▶ _RECORDS TO USE_:

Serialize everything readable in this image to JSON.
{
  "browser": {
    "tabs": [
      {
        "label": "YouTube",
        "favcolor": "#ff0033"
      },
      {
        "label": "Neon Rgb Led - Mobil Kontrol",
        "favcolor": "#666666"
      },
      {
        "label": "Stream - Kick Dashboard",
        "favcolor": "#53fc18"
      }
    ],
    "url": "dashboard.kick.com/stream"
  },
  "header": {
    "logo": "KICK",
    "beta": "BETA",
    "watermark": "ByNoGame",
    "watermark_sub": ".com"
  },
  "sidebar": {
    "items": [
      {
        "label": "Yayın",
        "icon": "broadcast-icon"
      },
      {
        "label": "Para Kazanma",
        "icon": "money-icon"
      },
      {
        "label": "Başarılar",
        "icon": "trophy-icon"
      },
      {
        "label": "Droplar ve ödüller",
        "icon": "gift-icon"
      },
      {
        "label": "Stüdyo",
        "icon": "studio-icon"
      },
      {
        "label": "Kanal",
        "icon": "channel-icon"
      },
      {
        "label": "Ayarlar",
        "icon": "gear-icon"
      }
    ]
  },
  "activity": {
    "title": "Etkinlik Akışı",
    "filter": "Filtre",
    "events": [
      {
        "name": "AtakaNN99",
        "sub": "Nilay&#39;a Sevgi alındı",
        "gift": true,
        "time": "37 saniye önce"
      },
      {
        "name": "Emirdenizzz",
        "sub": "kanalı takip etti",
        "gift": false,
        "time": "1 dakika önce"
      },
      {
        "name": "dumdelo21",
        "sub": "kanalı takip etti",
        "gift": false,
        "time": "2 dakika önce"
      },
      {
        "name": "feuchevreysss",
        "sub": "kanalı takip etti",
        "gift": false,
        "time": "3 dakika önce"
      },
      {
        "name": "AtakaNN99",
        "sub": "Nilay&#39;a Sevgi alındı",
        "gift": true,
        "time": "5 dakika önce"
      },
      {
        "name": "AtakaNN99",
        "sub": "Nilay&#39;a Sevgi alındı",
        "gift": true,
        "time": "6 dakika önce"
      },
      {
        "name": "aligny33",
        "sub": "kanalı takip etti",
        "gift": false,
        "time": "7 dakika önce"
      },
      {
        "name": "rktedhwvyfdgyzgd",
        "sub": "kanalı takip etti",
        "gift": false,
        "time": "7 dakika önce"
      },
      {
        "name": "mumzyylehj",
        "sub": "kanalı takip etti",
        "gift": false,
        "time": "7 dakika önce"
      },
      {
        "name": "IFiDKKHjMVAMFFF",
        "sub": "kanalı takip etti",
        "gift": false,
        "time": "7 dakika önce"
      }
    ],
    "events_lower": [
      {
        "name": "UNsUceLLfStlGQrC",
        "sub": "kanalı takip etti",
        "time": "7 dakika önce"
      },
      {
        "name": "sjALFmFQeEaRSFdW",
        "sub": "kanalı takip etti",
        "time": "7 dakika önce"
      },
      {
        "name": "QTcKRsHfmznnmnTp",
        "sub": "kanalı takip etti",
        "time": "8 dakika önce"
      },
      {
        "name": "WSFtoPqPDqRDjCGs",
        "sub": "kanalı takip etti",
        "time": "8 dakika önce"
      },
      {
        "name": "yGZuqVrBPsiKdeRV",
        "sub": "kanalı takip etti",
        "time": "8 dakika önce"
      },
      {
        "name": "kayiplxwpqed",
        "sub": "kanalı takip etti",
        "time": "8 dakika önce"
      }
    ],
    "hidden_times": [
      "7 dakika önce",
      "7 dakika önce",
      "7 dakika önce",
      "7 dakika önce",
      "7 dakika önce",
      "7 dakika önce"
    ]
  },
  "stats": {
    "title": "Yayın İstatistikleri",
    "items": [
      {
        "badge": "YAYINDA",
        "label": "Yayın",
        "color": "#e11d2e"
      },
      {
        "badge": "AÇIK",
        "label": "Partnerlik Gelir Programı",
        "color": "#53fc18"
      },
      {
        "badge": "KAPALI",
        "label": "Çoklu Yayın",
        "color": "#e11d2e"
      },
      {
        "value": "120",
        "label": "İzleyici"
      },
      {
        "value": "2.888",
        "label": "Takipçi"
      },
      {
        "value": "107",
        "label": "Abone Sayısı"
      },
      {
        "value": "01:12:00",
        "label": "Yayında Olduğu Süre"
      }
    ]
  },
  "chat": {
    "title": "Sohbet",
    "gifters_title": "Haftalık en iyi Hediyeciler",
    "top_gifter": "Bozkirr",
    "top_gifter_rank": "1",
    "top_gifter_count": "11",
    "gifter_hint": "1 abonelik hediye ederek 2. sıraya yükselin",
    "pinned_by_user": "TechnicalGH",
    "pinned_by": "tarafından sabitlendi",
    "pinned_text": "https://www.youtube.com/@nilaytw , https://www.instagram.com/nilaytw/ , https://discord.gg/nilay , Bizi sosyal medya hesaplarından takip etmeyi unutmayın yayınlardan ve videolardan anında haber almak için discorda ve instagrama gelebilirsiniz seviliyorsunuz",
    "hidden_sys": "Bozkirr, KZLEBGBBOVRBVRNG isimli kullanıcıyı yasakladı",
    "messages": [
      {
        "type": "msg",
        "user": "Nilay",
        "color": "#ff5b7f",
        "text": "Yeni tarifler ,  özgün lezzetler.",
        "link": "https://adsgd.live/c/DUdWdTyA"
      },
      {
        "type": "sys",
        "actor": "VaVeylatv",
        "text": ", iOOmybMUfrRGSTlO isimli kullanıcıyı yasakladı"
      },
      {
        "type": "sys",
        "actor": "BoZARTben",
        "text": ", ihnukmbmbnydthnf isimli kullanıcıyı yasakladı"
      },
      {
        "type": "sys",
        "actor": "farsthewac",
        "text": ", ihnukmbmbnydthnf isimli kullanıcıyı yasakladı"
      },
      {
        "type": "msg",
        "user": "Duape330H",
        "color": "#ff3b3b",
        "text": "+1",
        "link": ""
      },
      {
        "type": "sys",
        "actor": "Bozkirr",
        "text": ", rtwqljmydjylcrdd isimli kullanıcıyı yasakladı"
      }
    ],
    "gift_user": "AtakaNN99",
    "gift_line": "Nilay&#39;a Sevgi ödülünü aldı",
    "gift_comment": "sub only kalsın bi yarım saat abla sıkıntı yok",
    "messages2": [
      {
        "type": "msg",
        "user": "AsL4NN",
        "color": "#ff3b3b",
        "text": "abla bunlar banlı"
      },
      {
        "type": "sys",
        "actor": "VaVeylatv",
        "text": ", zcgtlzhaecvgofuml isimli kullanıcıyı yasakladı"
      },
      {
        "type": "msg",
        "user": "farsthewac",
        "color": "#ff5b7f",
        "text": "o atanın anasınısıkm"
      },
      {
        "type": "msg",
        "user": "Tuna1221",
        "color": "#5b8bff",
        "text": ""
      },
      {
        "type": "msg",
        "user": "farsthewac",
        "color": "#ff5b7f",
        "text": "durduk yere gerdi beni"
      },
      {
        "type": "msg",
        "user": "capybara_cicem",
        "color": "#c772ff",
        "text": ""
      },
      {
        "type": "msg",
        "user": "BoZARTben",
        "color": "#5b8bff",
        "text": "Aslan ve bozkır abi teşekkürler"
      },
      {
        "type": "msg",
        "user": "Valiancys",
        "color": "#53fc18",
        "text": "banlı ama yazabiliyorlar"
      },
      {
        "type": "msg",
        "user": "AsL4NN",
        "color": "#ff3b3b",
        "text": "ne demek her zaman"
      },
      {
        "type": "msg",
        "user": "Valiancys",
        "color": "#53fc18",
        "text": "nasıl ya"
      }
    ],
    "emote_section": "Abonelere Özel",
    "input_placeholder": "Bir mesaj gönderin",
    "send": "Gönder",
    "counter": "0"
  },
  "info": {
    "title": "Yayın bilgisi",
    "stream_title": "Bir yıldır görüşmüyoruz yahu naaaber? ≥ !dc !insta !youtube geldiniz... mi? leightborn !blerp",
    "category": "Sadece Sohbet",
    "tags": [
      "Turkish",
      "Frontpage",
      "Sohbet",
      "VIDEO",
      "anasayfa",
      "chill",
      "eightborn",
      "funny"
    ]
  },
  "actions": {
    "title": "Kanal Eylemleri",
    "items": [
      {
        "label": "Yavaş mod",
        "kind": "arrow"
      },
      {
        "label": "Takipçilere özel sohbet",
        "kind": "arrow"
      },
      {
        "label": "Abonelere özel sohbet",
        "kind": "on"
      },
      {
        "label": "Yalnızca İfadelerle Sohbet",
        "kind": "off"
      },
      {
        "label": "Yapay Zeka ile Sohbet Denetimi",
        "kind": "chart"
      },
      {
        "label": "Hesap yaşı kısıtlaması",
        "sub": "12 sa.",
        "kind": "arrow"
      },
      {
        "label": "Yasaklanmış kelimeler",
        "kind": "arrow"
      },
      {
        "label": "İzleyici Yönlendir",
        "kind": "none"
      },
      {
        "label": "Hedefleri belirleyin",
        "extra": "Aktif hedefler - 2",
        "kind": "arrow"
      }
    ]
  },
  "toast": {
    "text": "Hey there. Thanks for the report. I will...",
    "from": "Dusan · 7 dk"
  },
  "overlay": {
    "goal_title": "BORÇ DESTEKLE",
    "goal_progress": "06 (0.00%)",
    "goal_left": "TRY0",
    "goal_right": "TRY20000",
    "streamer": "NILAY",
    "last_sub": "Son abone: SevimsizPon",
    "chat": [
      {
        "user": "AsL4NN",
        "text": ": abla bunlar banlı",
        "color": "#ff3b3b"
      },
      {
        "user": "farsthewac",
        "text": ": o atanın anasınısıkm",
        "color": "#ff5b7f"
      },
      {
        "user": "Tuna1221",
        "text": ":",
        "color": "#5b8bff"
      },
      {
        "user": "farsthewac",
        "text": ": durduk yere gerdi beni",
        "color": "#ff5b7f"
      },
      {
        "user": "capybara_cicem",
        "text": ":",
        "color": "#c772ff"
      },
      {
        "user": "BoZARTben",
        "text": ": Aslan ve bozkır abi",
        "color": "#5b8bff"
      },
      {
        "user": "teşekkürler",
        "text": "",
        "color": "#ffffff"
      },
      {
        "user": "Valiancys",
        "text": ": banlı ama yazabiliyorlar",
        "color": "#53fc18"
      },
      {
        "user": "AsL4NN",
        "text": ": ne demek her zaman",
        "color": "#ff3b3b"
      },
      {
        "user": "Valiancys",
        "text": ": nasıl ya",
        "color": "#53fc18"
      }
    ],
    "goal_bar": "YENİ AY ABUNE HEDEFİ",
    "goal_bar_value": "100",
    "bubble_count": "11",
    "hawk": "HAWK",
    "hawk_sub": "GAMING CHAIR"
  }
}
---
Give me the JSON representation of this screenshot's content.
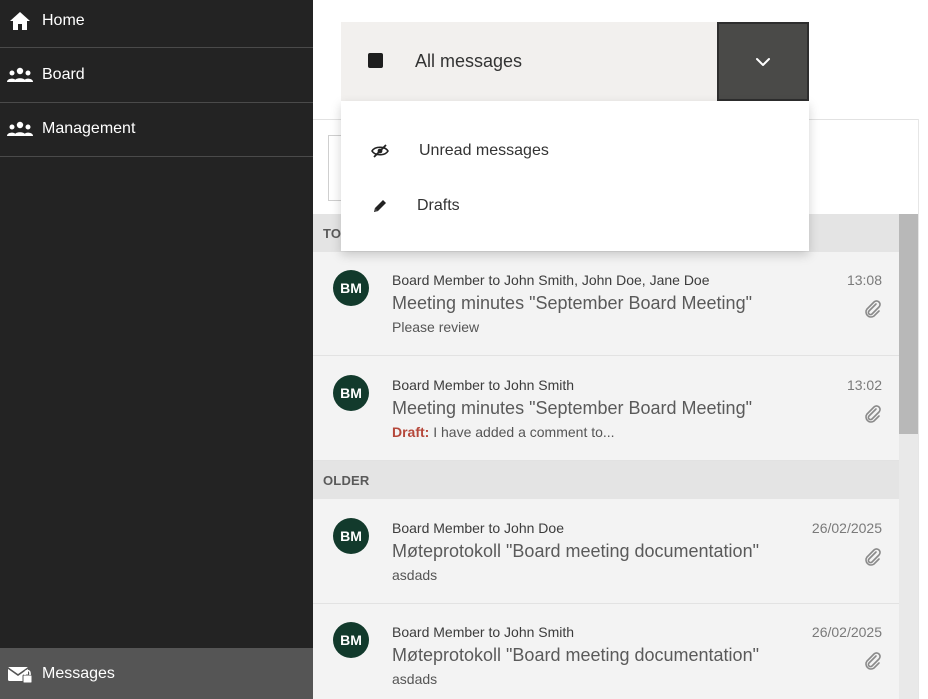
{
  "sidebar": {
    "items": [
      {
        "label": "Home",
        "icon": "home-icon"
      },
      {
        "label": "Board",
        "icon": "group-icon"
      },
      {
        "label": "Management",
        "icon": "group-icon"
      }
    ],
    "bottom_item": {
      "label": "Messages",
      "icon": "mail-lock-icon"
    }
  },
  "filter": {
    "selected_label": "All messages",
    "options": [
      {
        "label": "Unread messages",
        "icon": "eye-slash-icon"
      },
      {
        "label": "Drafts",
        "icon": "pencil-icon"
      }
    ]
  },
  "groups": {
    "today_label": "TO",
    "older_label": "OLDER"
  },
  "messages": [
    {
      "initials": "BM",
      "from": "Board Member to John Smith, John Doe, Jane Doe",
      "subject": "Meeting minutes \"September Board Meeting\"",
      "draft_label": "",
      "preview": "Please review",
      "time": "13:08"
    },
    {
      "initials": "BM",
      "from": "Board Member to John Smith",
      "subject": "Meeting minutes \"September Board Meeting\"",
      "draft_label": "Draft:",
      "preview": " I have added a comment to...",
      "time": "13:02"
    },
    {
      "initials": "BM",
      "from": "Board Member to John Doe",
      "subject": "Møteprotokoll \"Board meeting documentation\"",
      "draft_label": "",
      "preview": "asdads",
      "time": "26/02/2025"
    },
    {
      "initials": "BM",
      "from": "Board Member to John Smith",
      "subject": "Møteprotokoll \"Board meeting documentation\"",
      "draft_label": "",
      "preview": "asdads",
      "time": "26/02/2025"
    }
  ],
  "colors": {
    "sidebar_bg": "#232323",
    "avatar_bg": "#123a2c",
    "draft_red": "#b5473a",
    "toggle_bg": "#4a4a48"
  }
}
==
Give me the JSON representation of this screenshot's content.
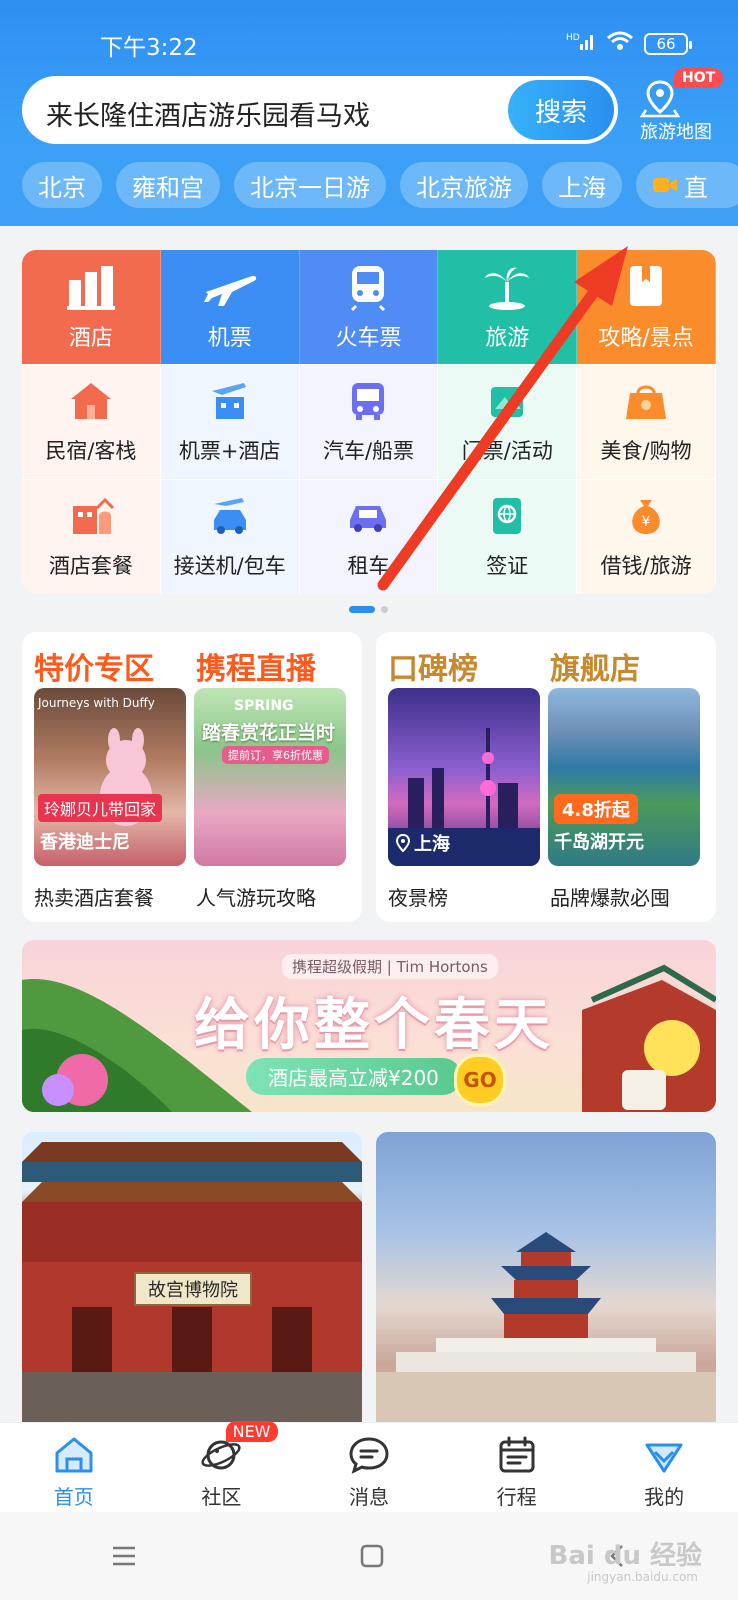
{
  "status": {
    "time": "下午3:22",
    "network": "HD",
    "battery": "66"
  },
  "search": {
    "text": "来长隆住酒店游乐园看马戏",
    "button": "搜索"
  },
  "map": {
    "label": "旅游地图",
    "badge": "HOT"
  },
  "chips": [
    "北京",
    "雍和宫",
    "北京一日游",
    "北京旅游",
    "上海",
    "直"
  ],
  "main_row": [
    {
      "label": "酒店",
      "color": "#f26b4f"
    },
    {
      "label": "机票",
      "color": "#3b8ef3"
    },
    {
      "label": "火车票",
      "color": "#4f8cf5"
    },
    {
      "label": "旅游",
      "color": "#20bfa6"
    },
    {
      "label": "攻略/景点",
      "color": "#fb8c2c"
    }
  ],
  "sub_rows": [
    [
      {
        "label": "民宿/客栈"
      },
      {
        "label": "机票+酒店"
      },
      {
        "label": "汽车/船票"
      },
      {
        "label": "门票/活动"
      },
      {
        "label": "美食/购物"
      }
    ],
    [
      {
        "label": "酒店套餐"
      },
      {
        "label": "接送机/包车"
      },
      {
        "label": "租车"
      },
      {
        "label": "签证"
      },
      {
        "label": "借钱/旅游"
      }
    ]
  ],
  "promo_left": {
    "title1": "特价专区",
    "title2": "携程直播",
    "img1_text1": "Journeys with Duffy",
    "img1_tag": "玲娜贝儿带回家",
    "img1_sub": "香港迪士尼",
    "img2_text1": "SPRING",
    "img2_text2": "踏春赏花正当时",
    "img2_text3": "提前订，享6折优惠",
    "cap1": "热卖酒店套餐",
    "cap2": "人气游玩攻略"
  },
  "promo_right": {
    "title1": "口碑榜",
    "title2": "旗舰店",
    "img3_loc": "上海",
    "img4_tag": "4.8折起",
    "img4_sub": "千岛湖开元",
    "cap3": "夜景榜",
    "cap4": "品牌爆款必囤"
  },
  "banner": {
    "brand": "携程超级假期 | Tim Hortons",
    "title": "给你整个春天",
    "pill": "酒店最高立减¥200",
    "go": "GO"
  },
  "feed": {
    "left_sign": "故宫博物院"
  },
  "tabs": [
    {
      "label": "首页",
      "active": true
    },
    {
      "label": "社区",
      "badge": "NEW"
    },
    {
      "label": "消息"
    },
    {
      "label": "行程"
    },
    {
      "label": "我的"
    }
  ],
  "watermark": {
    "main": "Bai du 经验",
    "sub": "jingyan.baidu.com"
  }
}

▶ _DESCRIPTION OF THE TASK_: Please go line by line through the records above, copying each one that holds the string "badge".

▶ _SOLUTION FOR THIS PROBLEM_:
        "badge": "YAYINDA",
        "badge": "AÇIK",
        "badge": "KAPALI",
    "badge": "HOT"
      "badge": "NEW"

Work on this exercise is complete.